Poker is a game where players place bets with their chips in order to have a chance to win a pot at the end of each betting round. The players compete by forming the best possible hand based on the card rankings. There are many strategies that can help you improve your chances of winning, including maximizing your odds by playing hands with high card strength and folding weaker hands. It is also important to understand the basic rules of poker before you begin playing.
A good poker player knows how to read the table and the opponent’s actions. They take the time to evaluate their own hand and the odds of winning before making a decision. They may even discuss their hands with other players for a more objective analysis of their strengths and weaknesses. Good poker players have a strategy that they follow, but they also constantly tweak their play to ensure they are always improving.

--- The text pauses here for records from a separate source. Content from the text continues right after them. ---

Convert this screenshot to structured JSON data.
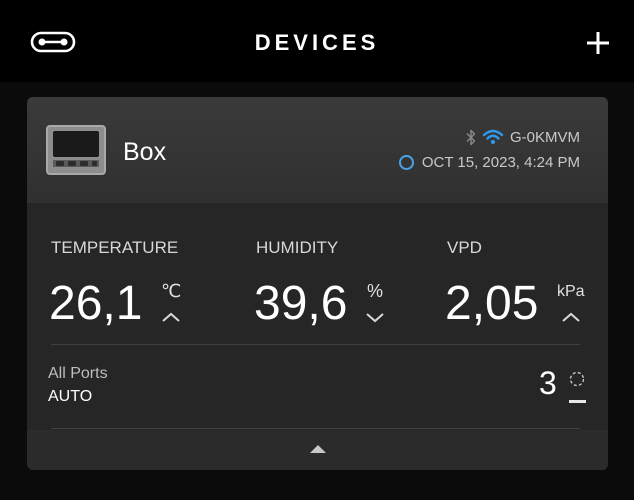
{
  "header": {
    "title": "DEVICES",
    "menu_icon": "link-toggle-icon",
    "add_icon": "plus-icon"
  },
  "device": {
    "name": "Box",
    "connection": {
      "bluetooth_icon": "bluetooth-icon",
      "wifi_icon": "wifi-icon",
      "id": "G-0KMVM"
    },
    "timestamp": "OCT 15, 2023, 4:24 PM",
    "status_color": "#4aa3e8"
  },
  "metrics": [
    {
      "label": "TEMPERATURE",
      "value": "26,1",
      "unit": "℃",
      "trend": "up"
    },
    {
      "label": "HUMIDITY",
      "value": "39,6",
      "unit": "%",
      "trend": "down"
    },
    {
      "label": "VPD",
      "value": "2,05",
      "unit": "kPa",
      "trend": "up"
    }
  ],
  "ports": {
    "label": "All Ports",
    "mode": "AUTO",
    "count": "3"
  },
  "colors": {
    "accent_blue": "#2f9bf0",
    "card_bg": "#262626",
    "page_bg": "#000000"
  }
}
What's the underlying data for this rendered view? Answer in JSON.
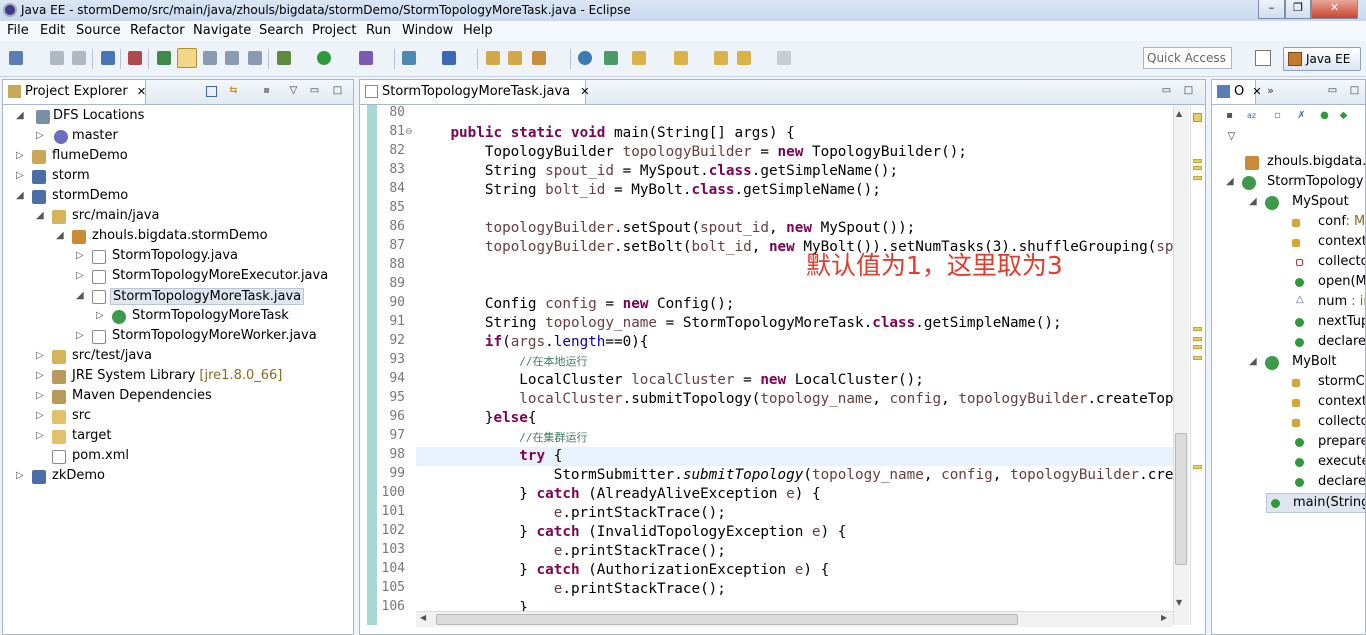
{
  "window": {
    "title": "Java EE - stormDemo/src/main/java/zhouls/bigdata/stormDemo/StormTopologyMoreTask.java - Eclipse",
    "minimize": "–",
    "maximize": "❐",
    "close": "✕"
  },
  "menu": [
    "File",
    "Edit",
    "Source",
    "Refactor",
    "Navigate",
    "Search",
    "Project",
    "Run",
    "Window",
    "Help"
  ],
  "toolbar": {
    "quick_access_placeholder": "Quick Access",
    "perspective": "Java EE"
  },
  "project_explorer": {
    "title": "Project Explorer",
    "close": "✕",
    "rows": [
      {
        "label": "DFS Locations",
        "decoration": ""
      },
      {
        "label": "master",
        "decoration": ""
      },
      {
        "label": "flumeDemo",
        "decoration": ""
      },
      {
        "label": "storm",
        "decoration": ""
      },
      {
        "label": "stormDemo",
        "decoration": ""
      },
      {
        "label": "src/main/java",
        "decoration": ""
      },
      {
        "label": "zhouls.bigdata.stormDemo",
        "decoration": ""
      },
      {
        "label": "StormTopology.java",
        "decoration": ""
      },
      {
        "label": "StormTopologyMoreExecutor.java",
        "decoration": ""
      },
      {
        "label": "StormTopologyMoreTask.java",
        "decoration": ""
      },
      {
        "label": "StormTopologyMoreTask",
        "decoration": ""
      },
      {
        "label": "StormTopologyMoreWorker.java",
        "decoration": ""
      },
      {
        "label": "src/test/java",
        "decoration": ""
      },
      {
        "label": "JRE System Library",
        "decoration": "[jre1.8.0_66]"
      },
      {
        "label": "Maven Dependencies",
        "decoration": ""
      },
      {
        "label": "src",
        "decoration": ""
      },
      {
        "label": "target",
        "decoration": ""
      },
      {
        "label": "pom.xml",
        "decoration": ""
      },
      {
        "label": "zkDemo",
        "decoration": ""
      }
    ]
  },
  "editor": {
    "tab": "StormTopologyMoreTask.java",
    "close": "✕",
    "line_numbers": [
      "80",
      "81",
      "82",
      "83",
      "84",
      "85",
      "86",
      "87",
      "88",
      "89",
      "90",
      "91",
      "92",
      "93",
      "94",
      "95",
      "96",
      "97",
      "98",
      "99",
      "100",
      "101",
      "102",
      "103",
      "104",
      "105",
      "106"
    ],
    "annotation": "默认值为1，这里取为3",
    "comment_local": "//在本地运行",
    "comment_cluster": "//在集群运行"
  },
  "outline": {
    "title": "O",
    "rows": [
      {
        "label": "zhouls.bigdata.s"
      },
      {
        "label": "StormTopology"
      },
      {
        "label": "MySpout"
      },
      {
        "label": "conf",
        "decoration": ": M"
      },
      {
        "label": "context"
      },
      {
        "label": "collecto"
      },
      {
        "label": "open(M"
      },
      {
        "label": "num",
        "decoration": ": ir"
      },
      {
        "label": "nextTup"
      },
      {
        "label": "declare"
      },
      {
        "label": "MyBolt"
      },
      {
        "label": "stormC"
      },
      {
        "label": "context"
      },
      {
        "label": "collecto"
      },
      {
        "label": "prepare"
      },
      {
        "label": "execute"
      },
      {
        "label": "declare"
      },
      {
        "label": "main(String"
      }
    ]
  },
  "colors": {
    "keyword": "#7f0055",
    "field": "#0000c0",
    "comment": "#3f7f5f",
    "annotation": "#e53a2e"
  }
}
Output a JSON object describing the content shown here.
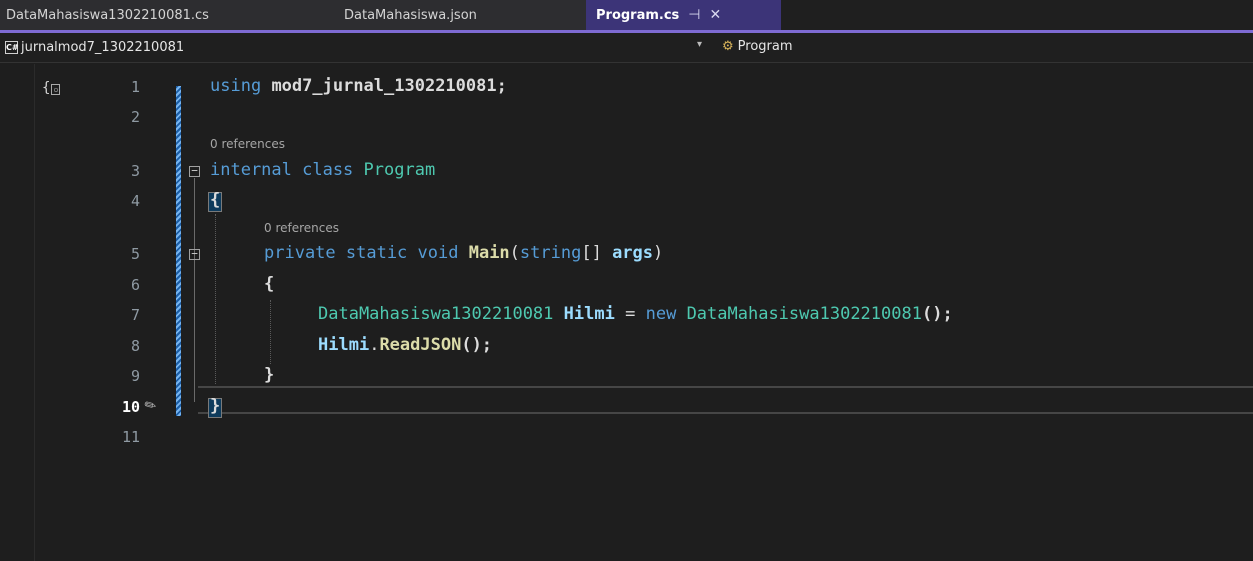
{
  "tabs": [
    {
      "label": "DataMahasiswa1302210081.cs",
      "active": false
    },
    {
      "label": "DataMahasiswa.json",
      "active": false
    },
    {
      "label": "Program.cs",
      "active": true
    }
  ],
  "tab_icons": {
    "pin": "⊣",
    "close": "✕"
  },
  "navbar": {
    "project_badge": "C#",
    "project": "jurnalmod7_1302210081",
    "dropdown": "▾",
    "member": "Program"
  },
  "gutter": {
    "lines": [
      "1",
      "2",
      "3",
      "4",
      "5",
      "6",
      "7",
      "8",
      "9",
      "10",
      "11"
    ],
    "current_line": "10"
  },
  "codelens": {
    "ref3": "0 references",
    "ref5": "0 references"
  },
  "code": {
    "l1_kw": "using",
    "l1_ns": "mod7_jurnal_1302210081;",
    "l3_kw": "internal class",
    "l3_type": "Program",
    "l4": "{",
    "l5_kw": "private static void",
    "l5_method": "Main",
    "l5_paren": "(",
    "l5_kw2": "string",
    "l5_rest": "[] ",
    "l5_param": "args",
    "l5_close": ")",
    "l6": "{",
    "l7_type": "DataMahasiswa1302210081",
    "l7_var": "Hilmi",
    "l7_eq": "=",
    "l7_new": "new",
    "l7_type2": "DataMahasiswa1302210081",
    "l7_end": "();",
    "l8_var": "Hilmi",
    "l8_dot": ".",
    "l8_method": "ReadJSON",
    "l8_end": "();",
    "l9": "}",
    "l10": "}"
  },
  "colors": {
    "accent": "#7e6bd3",
    "keyword": "#569cd6",
    "type": "#4ec9b0",
    "method": "#dcdcaa",
    "identifier": "#9cdcfe"
  }
}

The game of poker is very addictive and can quickly become a habit. It can be played with friends, in the office or online. Some people use it to win money, while others play just for fun. It can be a great way to spend your free time, but you must keep in mind that there is always a risk involved with any type of gambling. This is why you should only gamble with money that you can afford to lose.

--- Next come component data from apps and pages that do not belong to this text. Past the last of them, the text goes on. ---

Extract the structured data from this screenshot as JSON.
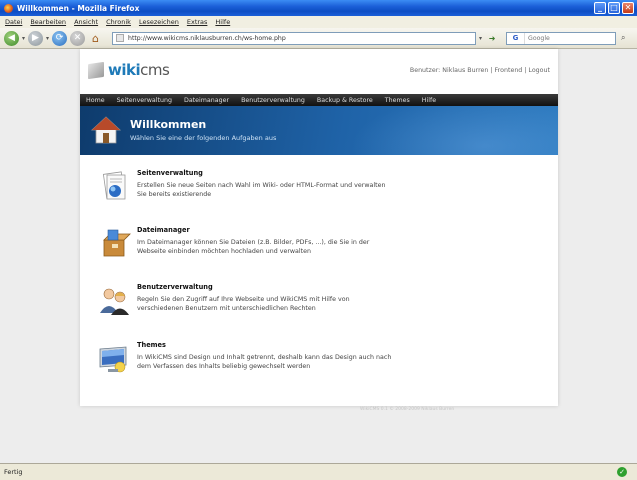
{
  "window": {
    "title": "Willkommen - Mozilla Firefox",
    "buttons": {
      "minimize": "_",
      "maximize": "□",
      "close": "✕"
    }
  },
  "menu": [
    "Datei",
    "Bearbeiten",
    "Ansicht",
    "Chronik",
    "Lesezeichen",
    "Extras",
    "Hilfe"
  ],
  "toolbar": {
    "url": "http://www.wikicms.niklausburren.ch/ws-home.php",
    "search_placeholder": "Google",
    "search_engine": "G"
  },
  "site": {
    "logo_prefix": "wiki",
    "logo_suffix": "cms",
    "user_info": "Benutzer: Niklaus Burren | Frontend | Logout",
    "nav": [
      "Home",
      "Seitenverwaltung",
      "Dateimanager",
      "Benutzerverwaltung",
      "Backup & Restore",
      "Themes",
      "Hilfe"
    ],
    "hero": {
      "title": "Willkommen",
      "subtitle": "Wählen Sie eine der folgenden Aufgaben aus"
    },
    "tasks": [
      {
        "title": "Seitenverwaltung",
        "description": "Erstellen Sie neue Seiten nach Wahl im Wiki- oder HTML-Format und verwalten Sie bereits existierende",
        "icon": "pages-icon"
      },
      {
        "title": "Dateimanager",
        "description": "Im Dateimanager können Sie Dateien (z.B. Bilder, PDFs, ...), die Sie in der Webseite einbinden möchten hochladen und verwalten",
        "icon": "box-icon"
      },
      {
        "title": "Benutzerverwaltung",
        "description": "Regeln Sie den Zugriff auf Ihre Webseite und WikiCMS mit Hilfe von verschiedenen Benutzern mit unterschiedlichen Rechten",
        "icon": "users-icon"
      },
      {
        "title": "Themes",
        "description": "In WikiCMS sind Design und Inhalt getrennt, deshalb kann das Design auch nach dem Verfassen des Inhalts beliebig gewechselt werden",
        "icon": "monitor-icon"
      }
    ],
    "footer": "WikiCMS 0.1 © 2008-2009 Niklaus Burren"
  },
  "status": {
    "text": "Fertig"
  }
}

To start playing poker, you must make an ante or blind bet. Then the dealer shuffles the cards and deals them to the players one at a time, starting with the person on their left. The cards may be dealt face up or down depending on the variant of poker being played. Each player then has a set number of turns to place their bets into the pot.
When you are deciding whether to raise or call, you must take into consideration the size of your opponent’s bet and their stack size. A good rule of thumb is to bet smaller than your opponent, but don’t be afraid to call large raises from players who have a solid hand. You must also learn to spot when your opponents are bluffing and make adjustments accordingly. You should also mix up your style of play and never be predictable so that your opponents can’t read you.